Page and application data records:
___

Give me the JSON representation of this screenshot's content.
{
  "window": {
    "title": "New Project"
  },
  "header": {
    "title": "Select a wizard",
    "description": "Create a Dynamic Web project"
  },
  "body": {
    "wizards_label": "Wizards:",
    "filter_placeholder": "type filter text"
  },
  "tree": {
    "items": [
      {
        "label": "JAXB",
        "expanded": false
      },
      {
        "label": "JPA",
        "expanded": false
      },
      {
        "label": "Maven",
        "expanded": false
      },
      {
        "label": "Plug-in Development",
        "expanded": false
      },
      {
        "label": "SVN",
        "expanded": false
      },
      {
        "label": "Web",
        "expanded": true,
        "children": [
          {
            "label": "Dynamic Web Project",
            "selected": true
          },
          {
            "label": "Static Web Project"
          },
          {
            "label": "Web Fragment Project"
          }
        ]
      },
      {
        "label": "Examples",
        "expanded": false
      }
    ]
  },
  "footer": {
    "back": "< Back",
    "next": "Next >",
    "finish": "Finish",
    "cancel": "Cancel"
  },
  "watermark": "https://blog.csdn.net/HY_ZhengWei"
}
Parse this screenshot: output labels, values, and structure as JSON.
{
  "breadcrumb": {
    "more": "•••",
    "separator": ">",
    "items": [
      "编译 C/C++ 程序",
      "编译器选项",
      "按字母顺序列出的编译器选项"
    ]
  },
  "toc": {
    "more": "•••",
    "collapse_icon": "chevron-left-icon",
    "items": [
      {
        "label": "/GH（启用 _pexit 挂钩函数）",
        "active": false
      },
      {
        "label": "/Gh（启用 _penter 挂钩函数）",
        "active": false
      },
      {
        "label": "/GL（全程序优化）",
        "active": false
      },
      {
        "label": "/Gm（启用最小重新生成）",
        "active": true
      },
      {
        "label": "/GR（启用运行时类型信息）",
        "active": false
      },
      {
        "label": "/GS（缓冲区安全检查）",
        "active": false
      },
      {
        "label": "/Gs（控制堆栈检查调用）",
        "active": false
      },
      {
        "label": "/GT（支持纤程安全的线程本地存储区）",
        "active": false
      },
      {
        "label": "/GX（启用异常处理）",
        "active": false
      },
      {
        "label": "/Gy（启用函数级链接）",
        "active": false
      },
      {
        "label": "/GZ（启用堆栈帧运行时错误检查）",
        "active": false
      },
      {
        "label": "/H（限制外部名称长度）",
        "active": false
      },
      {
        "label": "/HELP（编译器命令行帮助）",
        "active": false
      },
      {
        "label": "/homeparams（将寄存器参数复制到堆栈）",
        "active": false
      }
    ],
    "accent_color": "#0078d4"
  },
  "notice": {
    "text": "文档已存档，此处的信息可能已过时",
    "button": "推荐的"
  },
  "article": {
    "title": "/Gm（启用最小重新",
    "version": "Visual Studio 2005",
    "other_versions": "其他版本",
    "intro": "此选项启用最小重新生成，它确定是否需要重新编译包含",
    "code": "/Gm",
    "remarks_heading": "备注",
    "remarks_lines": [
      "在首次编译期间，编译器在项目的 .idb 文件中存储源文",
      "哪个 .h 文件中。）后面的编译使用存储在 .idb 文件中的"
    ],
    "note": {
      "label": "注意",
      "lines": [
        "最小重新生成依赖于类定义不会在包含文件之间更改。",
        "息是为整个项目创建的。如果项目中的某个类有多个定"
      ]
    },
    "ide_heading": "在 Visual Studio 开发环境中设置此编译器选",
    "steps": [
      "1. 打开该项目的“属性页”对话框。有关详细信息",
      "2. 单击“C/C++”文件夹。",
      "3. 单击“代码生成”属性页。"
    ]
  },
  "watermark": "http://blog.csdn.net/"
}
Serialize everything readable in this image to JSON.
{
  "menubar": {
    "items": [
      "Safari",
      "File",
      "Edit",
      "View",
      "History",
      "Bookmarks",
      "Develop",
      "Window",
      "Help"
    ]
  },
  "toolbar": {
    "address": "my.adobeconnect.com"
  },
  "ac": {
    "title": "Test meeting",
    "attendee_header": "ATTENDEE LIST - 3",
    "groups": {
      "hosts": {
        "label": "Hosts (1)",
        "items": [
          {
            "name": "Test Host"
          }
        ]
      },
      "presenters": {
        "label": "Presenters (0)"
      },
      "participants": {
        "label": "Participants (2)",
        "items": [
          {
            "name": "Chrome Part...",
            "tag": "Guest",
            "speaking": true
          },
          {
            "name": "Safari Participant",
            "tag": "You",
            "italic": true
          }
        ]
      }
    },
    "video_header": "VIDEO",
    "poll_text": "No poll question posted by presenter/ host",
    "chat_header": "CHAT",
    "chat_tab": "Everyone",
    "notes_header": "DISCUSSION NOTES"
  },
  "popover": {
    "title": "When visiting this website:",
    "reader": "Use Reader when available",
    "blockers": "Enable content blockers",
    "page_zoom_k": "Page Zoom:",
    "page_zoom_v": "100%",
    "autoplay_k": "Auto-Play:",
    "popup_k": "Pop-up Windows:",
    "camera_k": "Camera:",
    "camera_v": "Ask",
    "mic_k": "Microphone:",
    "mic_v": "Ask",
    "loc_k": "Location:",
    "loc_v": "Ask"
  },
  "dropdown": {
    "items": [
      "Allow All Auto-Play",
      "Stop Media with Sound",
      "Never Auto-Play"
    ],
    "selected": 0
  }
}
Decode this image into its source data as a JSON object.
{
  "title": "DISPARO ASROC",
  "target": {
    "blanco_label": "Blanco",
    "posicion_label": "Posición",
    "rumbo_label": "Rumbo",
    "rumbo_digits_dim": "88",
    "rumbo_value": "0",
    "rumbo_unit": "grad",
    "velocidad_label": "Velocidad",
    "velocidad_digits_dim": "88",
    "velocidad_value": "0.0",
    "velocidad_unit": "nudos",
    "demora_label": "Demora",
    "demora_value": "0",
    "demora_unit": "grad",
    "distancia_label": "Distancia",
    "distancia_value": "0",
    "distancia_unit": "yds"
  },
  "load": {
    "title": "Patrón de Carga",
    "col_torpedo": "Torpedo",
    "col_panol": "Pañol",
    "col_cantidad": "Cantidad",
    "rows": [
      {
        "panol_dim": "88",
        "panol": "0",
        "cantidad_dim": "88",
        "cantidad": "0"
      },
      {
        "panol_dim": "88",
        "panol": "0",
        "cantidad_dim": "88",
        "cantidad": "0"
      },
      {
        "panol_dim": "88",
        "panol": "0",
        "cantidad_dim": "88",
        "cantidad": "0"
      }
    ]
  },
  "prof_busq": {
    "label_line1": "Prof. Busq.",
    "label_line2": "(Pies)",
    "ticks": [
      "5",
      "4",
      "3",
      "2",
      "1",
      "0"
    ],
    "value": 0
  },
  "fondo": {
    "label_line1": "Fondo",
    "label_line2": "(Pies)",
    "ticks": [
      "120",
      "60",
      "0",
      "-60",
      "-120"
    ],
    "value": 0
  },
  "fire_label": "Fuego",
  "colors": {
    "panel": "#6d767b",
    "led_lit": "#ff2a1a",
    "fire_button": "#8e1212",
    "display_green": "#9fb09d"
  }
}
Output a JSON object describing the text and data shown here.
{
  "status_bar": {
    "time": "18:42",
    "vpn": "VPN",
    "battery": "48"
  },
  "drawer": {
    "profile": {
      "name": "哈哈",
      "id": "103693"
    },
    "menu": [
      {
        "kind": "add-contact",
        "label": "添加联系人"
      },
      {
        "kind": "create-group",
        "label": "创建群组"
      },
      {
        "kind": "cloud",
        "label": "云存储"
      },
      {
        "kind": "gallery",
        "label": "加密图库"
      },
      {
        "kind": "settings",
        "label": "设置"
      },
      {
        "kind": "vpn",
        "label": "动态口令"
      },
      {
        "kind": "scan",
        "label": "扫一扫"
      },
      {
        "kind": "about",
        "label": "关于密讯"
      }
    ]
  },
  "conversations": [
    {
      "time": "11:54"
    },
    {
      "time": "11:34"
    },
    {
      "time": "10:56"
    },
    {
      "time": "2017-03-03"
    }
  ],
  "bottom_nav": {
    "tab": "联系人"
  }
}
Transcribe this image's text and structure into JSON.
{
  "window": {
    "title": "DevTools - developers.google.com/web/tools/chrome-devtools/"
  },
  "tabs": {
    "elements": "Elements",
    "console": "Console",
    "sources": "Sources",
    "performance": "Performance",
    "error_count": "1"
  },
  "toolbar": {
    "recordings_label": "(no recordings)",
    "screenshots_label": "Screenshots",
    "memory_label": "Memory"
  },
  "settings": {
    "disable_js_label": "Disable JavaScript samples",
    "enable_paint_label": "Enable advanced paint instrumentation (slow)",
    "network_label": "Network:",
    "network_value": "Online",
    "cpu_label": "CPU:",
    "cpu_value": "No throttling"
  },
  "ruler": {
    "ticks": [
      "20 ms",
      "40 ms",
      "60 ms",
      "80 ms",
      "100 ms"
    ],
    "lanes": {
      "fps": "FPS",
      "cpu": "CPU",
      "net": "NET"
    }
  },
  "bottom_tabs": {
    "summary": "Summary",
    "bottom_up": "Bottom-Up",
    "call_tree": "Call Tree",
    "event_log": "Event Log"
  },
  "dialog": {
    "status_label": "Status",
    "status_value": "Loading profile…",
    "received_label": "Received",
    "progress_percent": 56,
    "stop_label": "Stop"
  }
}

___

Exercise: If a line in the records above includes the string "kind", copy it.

Task answer:
        "kind": "add-contact",
        "kind": "create-group",
        "kind": "cloud",
        "kind": "gallery",
        "kind": "settings",
        "kind": "vpn",
        "kind": "scan",
        "kind": "about",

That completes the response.